Here are some coaching tips about being an effective listener:

  • Give your full attention on the person who is speaking.
  • Don’t look out the window or at what else is going on in the room or at your cell phone. This may sound simple but today giving our full attention is something that everyone needs to work at, especially, with all the electronic gadgets we cater to.
  • Make sure your mind is focused, too. It can be easy to let your mind wander if you think you know what the person is going to say next, but you might be wrong! If you feel your mind wandering, change the position of your body and try to concentrate on the speaker’s words.
  • Let the speaker finish before you begin to talk. Speakers appreciate having the chance to say everything they would like to say without being interrupted. When you interrupt, it looks like you aren’t listening, even if you really are.
  • Let yourself finish listening before you begin to speak! You can’t really listen if you are busy thinking about what you want say next.
  • Listen for main ideas. The main ideas are the most important points the speaker wants to get across. They may be mentioned at the start or end of a talk, and repeated a number of times. Pay special attention to statements that begin with phrases such as “My point is…” or “The thing to remember is…”
  • Ask questions. If you are not sure you understand what the speaker has said, just ask. It is a good idea to repeat in your own words what the speaker said so that you can be sure your understanding is correct.
  • Give feedback. Sit up straight and look directly at the speaker. Now and then, nod to show that you understand. At appropriate points you may also smile, frown, laugh, or be silent. These are all ways to let the speaker know that you are really listening. Remember, you listen with your face as well as your ears!

So let me return to my original story about the small boy who attended church for the first time. The pastor did a great job of developing a relationship with the boy and also used effective listening skills in doing so. Every relationship that we value deserves our full attention. When we allow others to tell their story and we use effective listening skills our relationships can only get healthier.

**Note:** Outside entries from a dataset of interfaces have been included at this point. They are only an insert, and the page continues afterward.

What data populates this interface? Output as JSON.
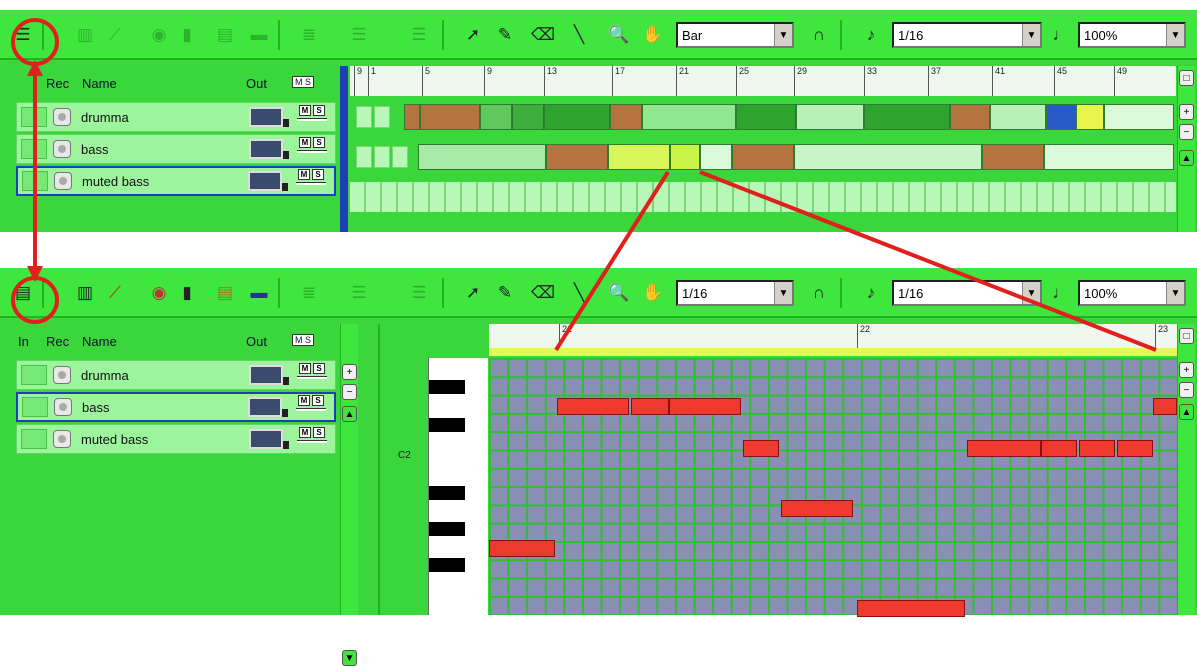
{
  "top": {
    "snap_value": "Bar",
    "grid_value": "1/16",
    "zoom_value": "100%",
    "headers": {
      "rec": "Rec",
      "name": "Name",
      "out": "Out",
      "ms": "M S"
    },
    "ruler": [
      "9",
      "1",
      "5",
      "9",
      "13",
      "17",
      "21",
      "25",
      "29",
      "33",
      "37",
      "41",
      "45",
      "49"
    ],
    "tracks": [
      {
        "name": "drumma"
      },
      {
        "name": "bass"
      },
      {
        "name": "muted bass"
      }
    ]
  },
  "bottom": {
    "snap_value": "1/16",
    "grid_value": "1/16",
    "zoom_value": "100%",
    "headers": {
      "in": "In",
      "rec": "Rec",
      "name": "Name",
      "out": "Out",
      "ms": "M S"
    },
    "ruler": [
      "21",
      "22",
      "23"
    ],
    "piano_label": "C2",
    "tracks": [
      {
        "name": "drumma"
      },
      {
        "name": "bass"
      },
      {
        "name": "muted bass"
      }
    ]
  },
  "colors": {
    "panel": "#3bd63b",
    "note": "#ee3a2e",
    "grid": "#8a8fb5",
    "annotation": "#e0201c"
  }
}
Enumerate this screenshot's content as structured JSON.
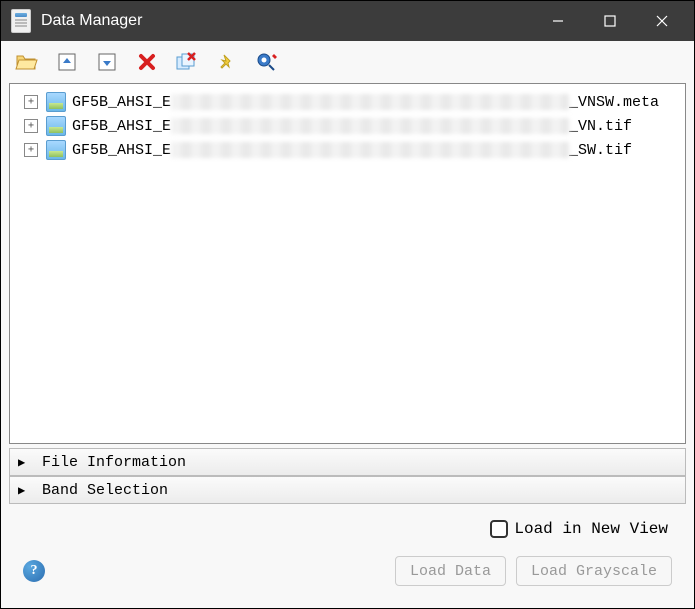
{
  "window": {
    "title": "Data Manager"
  },
  "toolbar": {
    "icons": [
      "open-folder",
      "collapse-up",
      "expand-down",
      "delete",
      "close-all",
      "pin",
      "pixel-locator"
    ]
  },
  "tree": {
    "items": [
      {
        "prefix": "GF5B_AHSI_E",
        "hidden_width": 398,
        "suffix": "_VNSW.meta"
      },
      {
        "prefix": "GF5B_AHSI_E",
        "hidden_width": 398,
        "suffix": "_VN.tif"
      },
      {
        "prefix": "GF5B_AHSI_E",
        "hidden_width": 398,
        "suffix": "_SW.tif"
      }
    ]
  },
  "accordion": {
    "sections": [
      {
        "label": "File Information"
      },
      {
        "label": "Band Selection"
      }
    ]
  },
  "footer": {
    "checkbox_label": "Load in New View",
    "checkbox_checked": false,
    "load_data_label": "Load Data",
    "load_grayscale_label": "Load Grayscale"
  }
}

Want to develop healthier relationships in your congregations? Contact a coach from the Huron Coaching Team. All our contact information is on the Diocese of Huron web page. ( Click Ministries link and then click Coaching Team link)

Ven. Perry Chuipka is the Archdeacon of Congregational Development.